Hon Chairperson, hon Minister, Deputy Minister and fellow South Africans, it is a great privilege to stand before this House today as a newly elected Member of Parliament, to deliver my maiden speech in the service of the people of our nation. At this time, I am reminded that, despite the vagaries of our past, we are now and will forever be one nation with a single and shared future. I am also cognisant of the overwhelming desire of South Africa's people for their politicians to place partisan interests aside and work together. To that end, hon Minister, I wish to assure you of my unwavering commitment to the country's Constitution, and my sincere desire to work with you in the interests of our people.

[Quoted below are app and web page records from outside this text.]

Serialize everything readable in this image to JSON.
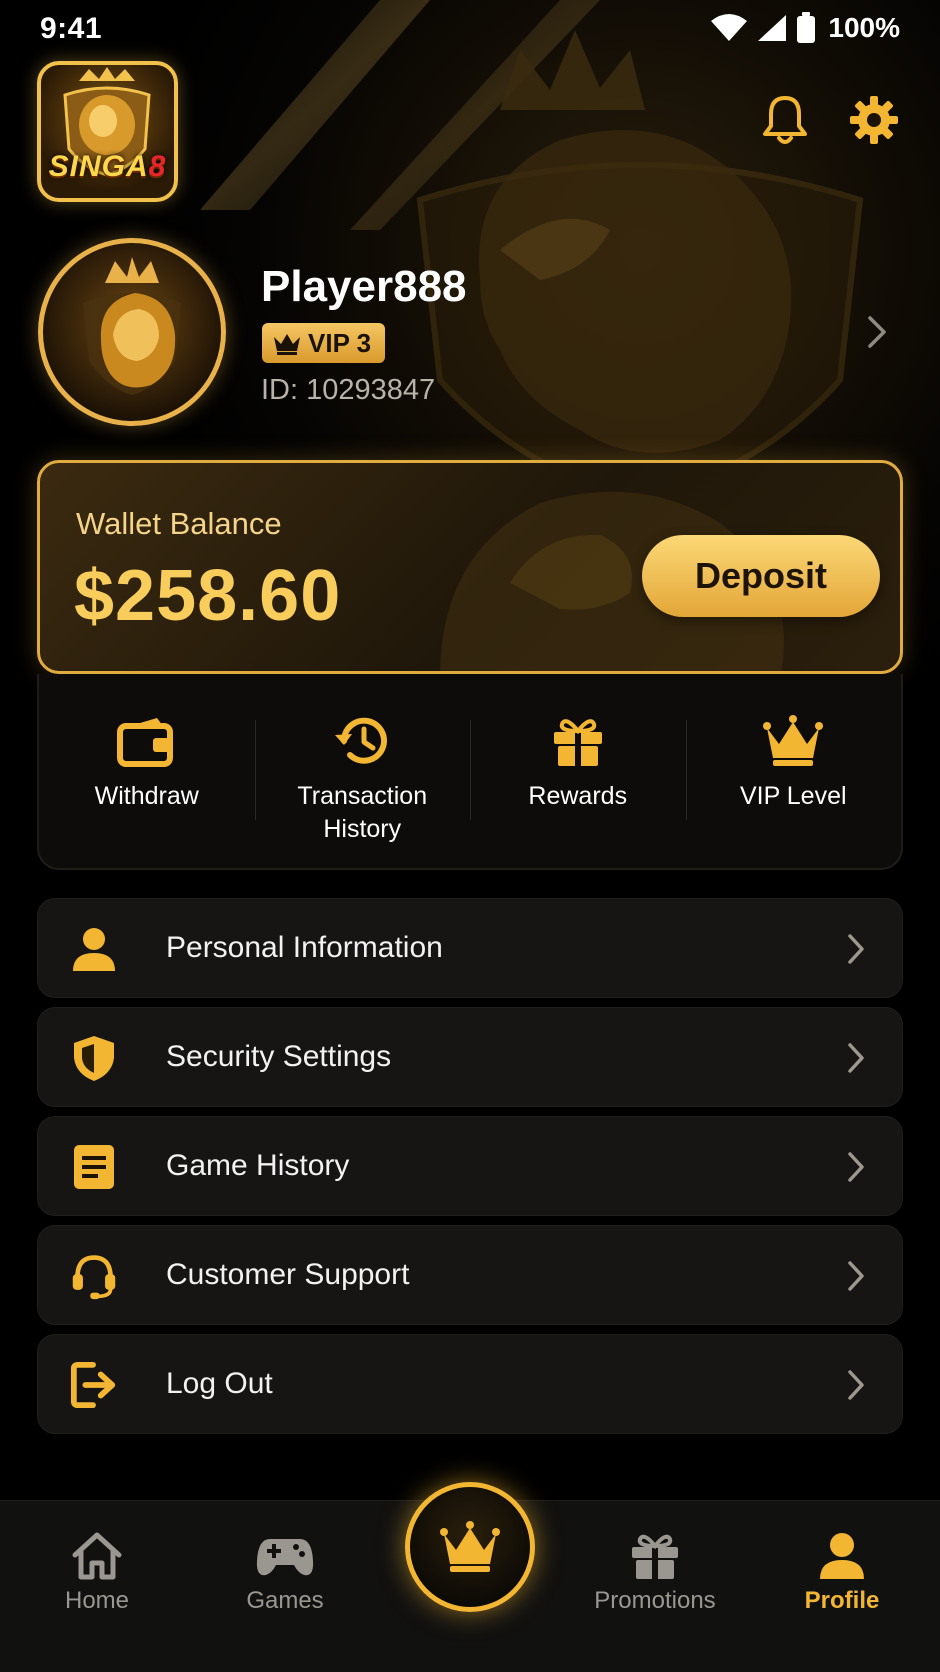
{
  "status_bar": {
    "time": "9:41",
    "battery": "100%"
  },
  "header": {
    "logo": {
      "text_main": "SINGA",
      "text_accent": "8"
    },
    "icons": [
      "bell-icon",
      "gear-icon"
    ]
  },
  "profile": {
    "username": "Player888",
    "vip_badge": "VIP 3",
    "user_id": "ID: 10293847"
  },
  "wallet": {
    "label": "Wallet Balance",
    "amount": "$258.60",
    "deposit_label": "Deposit"
  },
  "quick_actions": [
    {
      "label": "Withdraw",
      "icon": "wallet-icon"
    },
    {
      "label": "Transaction\nHistory",
      "icon": "history-icon"
    },
    {
      "label": "Rewards",
      "icon": "gift-icon"
    },
    {
      "label": "VIP Level",
      "icon": "crown-icon"
    }
  ],
  "menu": [
    {
      "label": "Personal Information",
      "icon": "user-icon"
    },
    {
      "label": "Security Settings",
      "icon": "shield-icon"
    },
    {
      "label": "Game History",
      "icon": "document-icon"
    },
    {
      "label": "Customer Support",
      "icon": "headset-icon"
    },
    {
      "label": "Log Out",
      "icon": "logout-icon"
    }
  ],
  "bottom_nav": {
    "items": [
      {
        "label": "Home",
        "icon": "home-icon"
      },
      {
        "label": "Games",
        "icon": "gamepad-icon"
      },
      {
        "label": "Promotions",
        "icon": "gift-icon"
      },
      {
        "label": "Profile",
        "icon": "user-icon"
      }
    ],
    "active": "Profile",
    "center_icon": "crown-icon"
  },
  "colors": {
    "accent_gold": "#f3b632",
    "amount_gold": "#f8cd5b",
    "card_bg": "#161513",
    "background": "#000000"
  }
}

House Chairperson, we are not blind. In fact, we are acutely aware that 300 years of colonialism and apartheid have entrenched severe development challenges that are further magnified by economic forces of globalisation. We acknowledge the continuing legacy and intergenerational consequences of colonialism and apartheid. We are intensely aware that undesirable colonial and apartheid patterns of capital accumulation have continued unabated under successive ANC-led governments. We know, too, that this is the case in the energy sector, where the ANC has actively defended the status quo, despite this not being in the broader interests of our country or our people.
It is broadly accepted that South Africa has followed a heavily capital and energy-intensive development trajectory, powered almost entirely by the extraction, sale and use of coal. With its roots in the mineral discoveries of the late 1860s and 1880s, and known as the mineral-energy complex, this development trajectory is a product of the original compromises established between British colonial masters and the country's original industrialists. Along with cheap energy, the colonial and later the apartheid-era state subjected some people to cheap labour. Cheap energy and cheap labour were a boon to South Africa's mines and the narrow industries associated with mining. The social consequences of this state-aided policy were, however, devastating.
In 1996, the Truth and Reconciliation Commission found that the mining industry's involvement with the state in the formulation of oppressive policies and practices that resulted in low labour costs could be described as first-order involvement in apartheid.
Firmly entrenched in this perspective, the DA expresses its concerns about the failure of this and all previous ANC-led governments to shift South Africa's development trajectory towards a broader industrial path in which a diversity of industries and sectors are engaged to compete for capital and appropriately priced energy, but within a framework of fair labour practices.
Yet, the ANC is doing nothing to achieve real structural change in the energy sector. The mineral-energy complex is left untouched as this government refuses to dismantle Eskom's monopoly, or reduce our country's dependence on coal. As such, the continued application of this apartheid- era logic will continue to reverberate across South Africa's economy and society.
With the minutes remaining, let me draw your attention to the burning issues. Firstly, I call on the Minister to come clean on the extent of the energy crisis affecting the nation. The idea that Kusile and Medupi will mean a return to business as usual ... [Interjections.]